Return all lines of the listing below that carry the word "rank".

[Start of section]

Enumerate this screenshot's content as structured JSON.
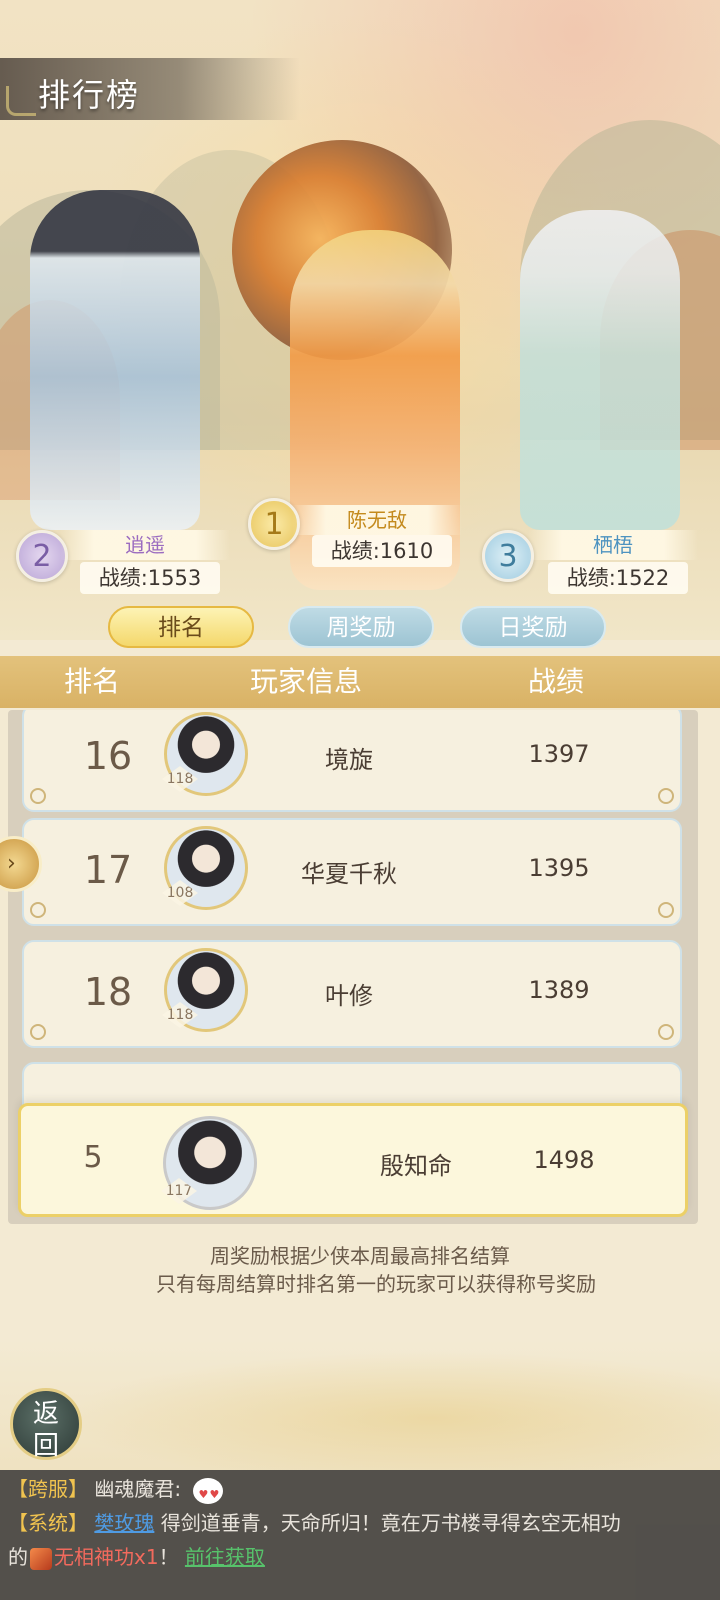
{
  "page": {
    "title": "排行榜"
  },
  "podium": [
    {
      "rank": "2",
      "name": "逍遥",
      "score": "战绩:1553"
    },
    {
      "rank": "1",
      "name": "陈无敌",
      "score": "战绩:1610"
    },
    {
      "rank": "3",
      "name": "栖梧",
      "score": "战绩:1522"
    }
  ],
  "tabs": {
    "rank": "排名",
    "weekly": "周奖励",
    "daily": "日奖励",
    "active": "rank"
  },
  "table_header": {
    "rank": "排名",
    "info": "玩家信息",
    "score": "战绩"
  },
  "rows": [
    {
      "rank": "16",
      "level": "118",
      "name": "境旋",
      "score": "1397"
    },
    {
      "rank": "17",
      "level": "108",
      "name": "华夏千秋",
      "score": "1395"
    },
    {
      "rank": "18",
      "level": "118",
      "name": "叶修",
      "score": "1389"
    }
  ],
  "my_row": {
    "rank": "5",
    "level": "117",
    "name": "殷知命",
    "score": "1498"
  },
  "notes": {
    "line1": "周奖励根据少侠本周最高排名结算",
    "line2": "只有每周结算时排名第一的玩家可以获得称号奖励"
  },
  "back_button": {
    "line1": "返",
    "line2": "回"
  },
  "chat": {
    "line1": {
      "tag": "【跨服】",
      "speaker": "幽魂魔君:",
      "emoji": "heart-eyes-emoji"
    },
    "line2": {
      "tag": "【系统】",
      "player": "樊玫瑰",
      "text": "得剑道垂青，天命所归！竟在万书楼寻得玄空无相功"
    },
    "line3": {
      "prefix": "的",
      "item": "无相神功x1",
      "suffix": "！",
      "link": "前往获取"
    }
  }
}
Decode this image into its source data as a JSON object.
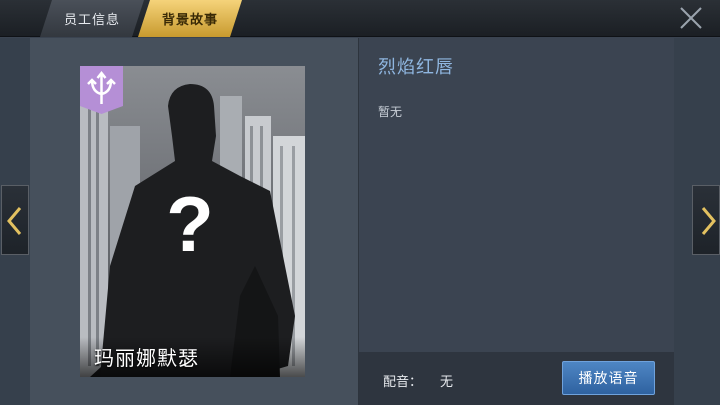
{
  "tabs": [
    {
      "label": "员工信息",
      "active": false
    },
    {
      "label": "背景故事",
      "active": true
    }
  ],
  "card": {
    "name": "玛丽娜默瑟",
    "mystery_symbol": "?",
    "rank_badge_icon": "rank-badge-icon",
    "emblem_icon": "trident-emblem-icon"
  },
  "story": {
    "title": "烈焰红唇",
    "body": "暂无"
  },
  "voice": {
    "label": "配音：",
    "value": "无",
    "play_label": "播放语音"
  },
  "colors": {
    "active_tab": "#e8b94a",
    "title": "#8fb6e0",
    "play_button": "#3a72b3",
    "emblem": "#b58fd6"
  }
}
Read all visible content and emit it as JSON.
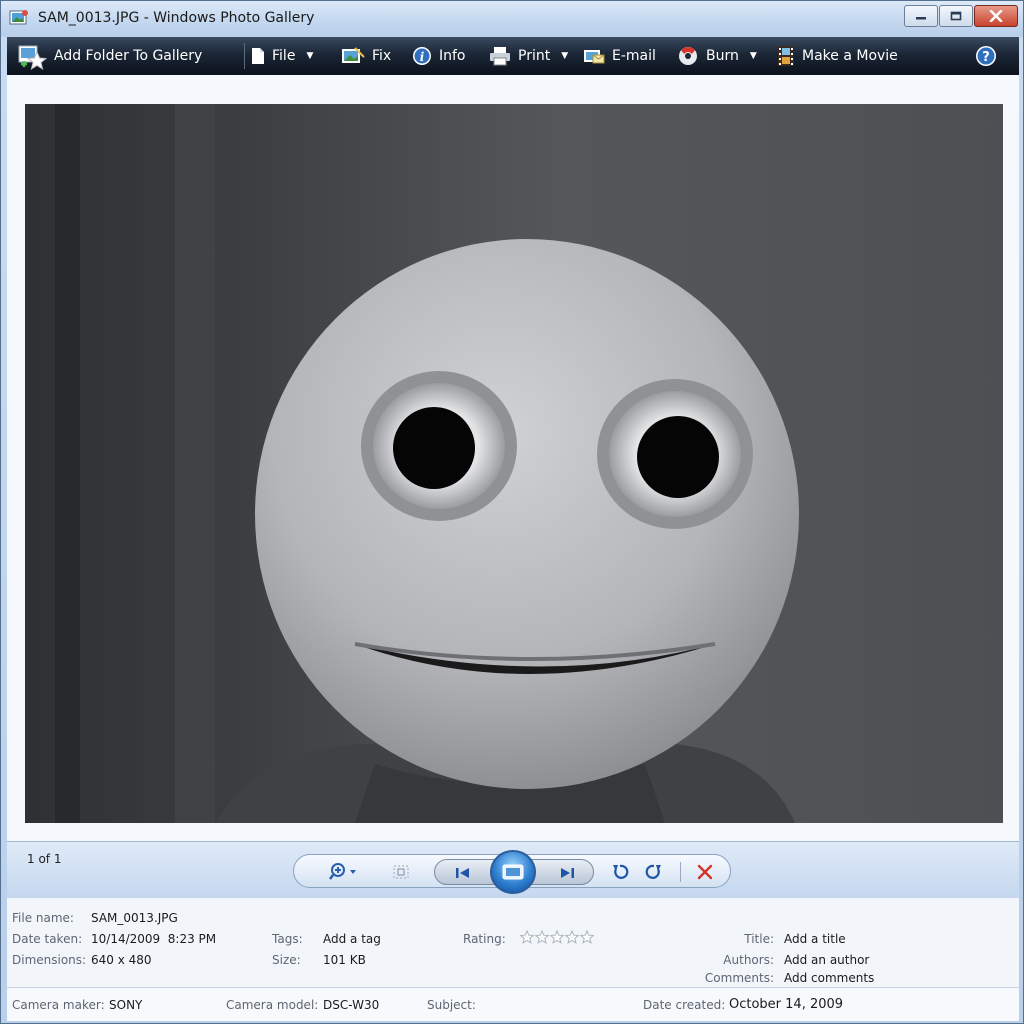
{
  "window": {
    "title": "SAM_0013.JPG - Windows Photo Gallery"
  },
  "toolbar": {
    "add_folder": "Add Folder To Gallery",
    "file": "File",
    "fix": "Fix",
    "info": "Info",
    "print": "Print",
    "email": "E-mail",
    "burn": "Burn",
    "make_movie": "Make a Movie"
  },
  "icons": {
    "add_folder": "add-folder-star-icon",
    "file": "document-icon",
    "fix": "fix-image-icon",
    "info": "info-icon",
    "print": "printer-icon",
    "email": "email-icon",
    "burn": "disc-burn-icon",
    "make_movie": "film-icon",
    "help": "help-icon"
  },
  "nav": {
    "counter": "1 of 1"
  },
  "info": {
    "file_name_label": "File name:",
    "file_name": "SAM_0013.JPG",
    "date_taken_label": "Date taken:",
    "date_taken": "10/14/2009  8:23 PM",
    "dimensions_label": "Dimensions:",
    "dimensions": "640 x 480",
    "tags_label": "Tags:",
    "tags": "Add a tag",
    "size_label": "Size:",
    "size": "101 KB",
    "rating_label": "Rating:",
    "rating_value": 0,
    "rating_max": 5,
    "title_label": "Title:",
    "title": "Add a title",
    "authors_label": "Authors:",
    "authors": "Add an author",
    "comments_label": "Comments:",
    "comments": "Add comments"
  },
  "meta": {
    "camera_maker_label": "Camera maker:",
    "camera_maker": "SONY",
    "camera_model_label": "Camera model:",
    "camera_model": "DSC-W30",
    "subject_label": "Subject:",
    "subject": "",
    "date_created_label": "Date created:",
    "date_created": "October 14, 2009"
  },
  "colors": {
    "toolbar_bg": "#1b2636",
    "accent_blue": "#2f7fd0",
    "delete_red": "#d4332a"
  }
}
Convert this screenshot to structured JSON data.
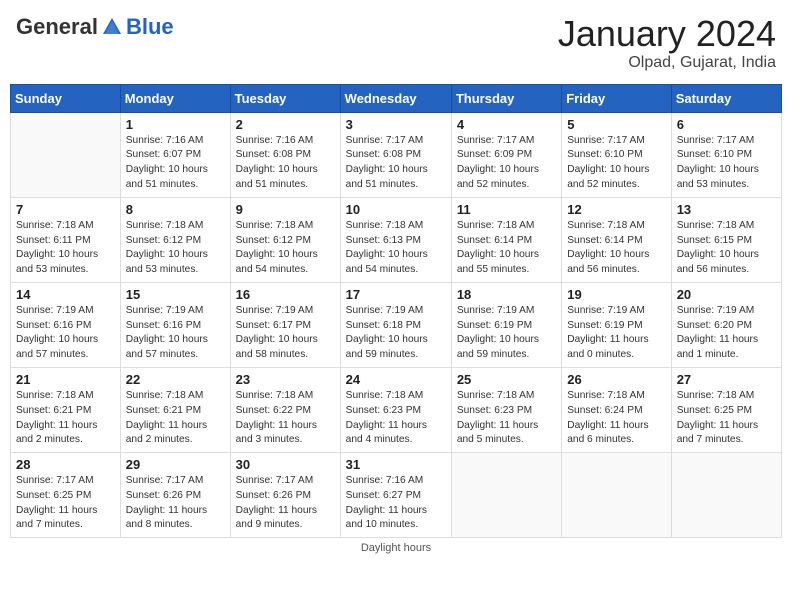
{
  "header": {
    "logo_general": "General",
    "logo_blue": "Blue",
    "month_title": "January 2024",
    "location": "Olpad, Gujarat, India"
  },
  "days_of_week": [
    "Sunday",
    "Monday",
    "Tuesday",
    "Wednesday",
    "Thursday",
    "Friday",
    "Saturday"
  ],
  "weeks": [
    [
      {
        "day": "",
        "info": ""
      },
      {
        "day": "1",
        "info": "Sunrise: 7:16 AM\nSunset: 6:07 PM\nDaylight: 10 hours\nand 51 minutes."
      },
      {
        "day": "2",
        "info": "Sunrise: 7:16 AM\nSunset: 6:08 PM\nDaylight: 10 hours\nand 51 minutes."
      },
      {
        "day": "3",
        "info": "Sunrise: 7:17 AM\nSunset: 6:08 PM\nDaylight: 10 hours\nand 51 minutes."
      },
      {
        "day": "4",
        "info": "Sunrise: 7:17 AM\nSunset: 6:09 PM\nDaylight: 10 hours\nand 52 minutes."
      },
      {
        "day": "5",
        "info": "Sunrise: 7:17 AM\nSunset: 6:10 PM\nDaylight: 10 hours\nand 52 minutes."
      },
      {
        "day": "6",
        "info": "Sunrise: 7:17 AM\nSunset: 6:10 PM\nDaylight: 10 hours\nand 53 minutes."
      }
    ],
    [
      {
        "day": "7",
        "info": "Sunrise: 7:18 AM\nSunset: 6:11 PM\nDaylight: 10 hours\nand 53 minutes."
      },
      {
        "day": "8",
        "info": "Sunrise: 7:18 AM\nSunset: 6:12 PM\nDaylight: 10 hours\nand 53 minutes."
      },
      {
        "day": "9",
        "info": "Sunrise: 7:18 AM\nSunset: 6:12 PM\nDaylight: 10 hours\nand 54 minutes."
      },
      {
        "day": "10",
        "info": "Sunrise: 7:18 AM\nSunset: 6:13 PM\nDaylight: 10 hours\nand 54 minutes."
      },
      {
        "day": "11",
        "info": "Sunrise: 7:18 AM\nSunset: 6:14 PM\nDaylight: 10 hours\nand 55 minutes."
      },
      {
        "day": "12",
        "info": "Sunrise: 7:18 AM\nSunset: 6:14 PM\nDaylight: 10 hours\nand 56 minutes."
      },
      {
        "day": "13",
        "info": "Sunrise: 7:18 AM\nSunset: 6:15 PM\nDaylight: 10 hours\nand 56 minutes."
      }
    ],
    [
      {
        "day": "14",
        "info": "Sunrise: 7:19 AM\nSunset: 6:16 PM\nDaylight: 10 hours\nand 57 minutes."
      },
      {
        "day": "15",
        "info": "Sunrise: 7:19 AM\nSunset: 6:16 PM\nDaylight: 10 hours\nand 57 minutes."
      },
      {
        "day": "16",
        "info": "Sunrise: 7:19 AM\nSunset: 6:17 PM\nDaylight: 10 hours\nand 58 minutes."
      },
      {
        "day": "17",
        "info": "Sunrise: 7:19 AM\nSunset: 6:18 PM\nDaylight: 10 hours\nand 59 minutes."
      },
      {
        "day": "18",
        "info": "Sunrise: 7:19 AM\nSunset: 6:19 PM\nDaylight: 10 hours\nand 59 minutes."
      },
      {
        "day": "19",
        "info": "Sunrise: 7:19 AM\nSunset: 6:19 PM\nDaylight: 11 hours\nand 0 minutes."
      },
      {
        "day": "20",
        "info": "Sunrise: 7:19 AM\nSunset: 6:20 PM\nDaylight: 11 hours\nand 1 minute."
      }
    ],
    [
      {
        "day": "21",
        "info": "Sunrise: 7:18 AM\nSunset: 6:21 PM\nDaylight: 11 hours\nand 2 minutes."
      },
      {
        "day": "22",
        "info": "Sunrise: 7:18 AM\nSunset: 6:21 PM\nDaylight: 11 hours\nand 2 minutes."
      },
      {
        "day": "23",
        "info": "Sunrise: 7:18 AM\nSunset: 6:22 PM\nDaylight: 11 hours\nand 3 minutes."
      },
      {
        "day": "24",
        "info": "Sunrise: 7:18 AM\nSunset: 6:23 PM\nDaylight: 11 hours\nand 4 minutes."
      },
      {
        "day": "25",
        "info": "Sunrise: 7:18 AM\nSunset: 6:23 PM\nDaylight: 11 hours\nand 5 minutes."
      },
      {
        "day": "26",
        "info": "Sunrise: 7:18 AM\nSunset: 6:24 PM\nDaylight: 11 hours\nand 6 minutes."
      },
      {
        "day": "27",
        "info": "Sunrise: 7:18 AM\nSunset: 6:25 PM\nDaylight: 11 hours\nand 7 minutes."
      }
    ],
    [
      {
        "day": "28",
        "info": "Sunrise: 7:17 AM\nSunset: 6:25 PM\nDaylight: 11 hours\nand 7 minutes."
      },
      {
        "day": "29",
        "info": "Sunrise: 7:17 AM\nSunset: 6:26 PM\nDaylight: 11 hours\nand 8 minutes."
      },
      {
        "day": "30",
        "info": "Sunrise: 7:17 AM\nSunset: 6:26 PM\nDaylight: 11 hours\nand 9 minutes."
      },
      {
        "day": "31",
        "info": "Sunrise: 7:16 AM\nSunset: 6:27 PM\nDaylight: 11 hours\nand 10 minutes."
      },
      {
        "day": "",
        "info": ""
      },
      {
        "day": "",
        "info": ""
      },
      {
        "day": "",
        "info": ""
      }
    ]
  ],
  "footer": {
    "text": "Daylight hours",
    "link": "https://www.generalblue.com"
  }
}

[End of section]

## [Response below]
      "rank": "2",
      "rank": "1",
      "rank": "3",
    "rank": "排名",
    "active": "rank"
    "rank": "排名",
      "rank": "16",
      "rank": "17",
      "rank": "18",
    "rank": "5",
    "rank_badge_icon": "rank-badge-icon",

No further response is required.